These comments, in addition to revealing just how popular the name Jennifer was during the 1970's, gave my the support and motivation I needed.
"Like from scratch??? Cool. I just buy it in the plastic tubs. Ha!" - Jen, college friend
"Don't think - do! Those of us who have tried and repeatedly failed will live vicariously through you." - Kyle, seminary friend
"I make it every week! I use a crock pot. You'll love it!" - Jennifer, high school friend of my sister
"it is fun and sooooo yummy!" - Jennifer, seminary friend
"I've made my own yogurt before. By accident." - Jennifer, college friend
I got all of the ingredients and supplies, including the litre-sized canning jars, which I found at Canadian Tire of all places. And I started the process. I carefully monitored the temperature of the milk, heating it up and then cooling it down. I added the started and began the incubation process.
Then I made the fatal mistake: I left the house.
Craig and I had plans to have dinner with my friend (and colleague) Lindsay and her partner Brian before they move to Winnipeg next week. I saw that the directions called for several hours of incubation. Lisa indicated that her crock pot kept her yogurt at the right temperature for incubation. So I put mine in the crock pot and took off.
When I returned, the thermometer read 50 degrees above the incubation temperature; I had overcooked the yogurt. It was curdled and gross. My first attempt at yogurt since 9th-grade biology class was a failure.
However, I am a very

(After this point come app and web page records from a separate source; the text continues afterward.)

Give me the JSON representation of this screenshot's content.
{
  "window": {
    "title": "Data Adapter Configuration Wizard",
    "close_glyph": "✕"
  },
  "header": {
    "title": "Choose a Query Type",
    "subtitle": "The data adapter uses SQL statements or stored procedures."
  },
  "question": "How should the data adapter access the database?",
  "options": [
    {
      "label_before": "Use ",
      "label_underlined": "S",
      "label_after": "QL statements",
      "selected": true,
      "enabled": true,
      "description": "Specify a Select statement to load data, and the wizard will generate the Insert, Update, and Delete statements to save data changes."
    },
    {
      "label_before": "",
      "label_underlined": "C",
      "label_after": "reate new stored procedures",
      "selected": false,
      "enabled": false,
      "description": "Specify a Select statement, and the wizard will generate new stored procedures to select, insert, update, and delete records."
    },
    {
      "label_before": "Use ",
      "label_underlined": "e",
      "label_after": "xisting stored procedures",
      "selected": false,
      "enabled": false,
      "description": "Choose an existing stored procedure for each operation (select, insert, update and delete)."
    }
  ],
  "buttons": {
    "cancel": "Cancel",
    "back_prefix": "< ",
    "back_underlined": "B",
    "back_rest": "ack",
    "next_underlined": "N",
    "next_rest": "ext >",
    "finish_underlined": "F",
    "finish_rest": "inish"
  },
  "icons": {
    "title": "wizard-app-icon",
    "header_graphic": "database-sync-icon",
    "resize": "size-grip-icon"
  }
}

So I didn't get yogurt. But I did make a delicious treat that I'll probably never be able to replicate. Perhaps next time I'll actually get yogurt. Craig has already purchased another litre of organic milk for me to try again.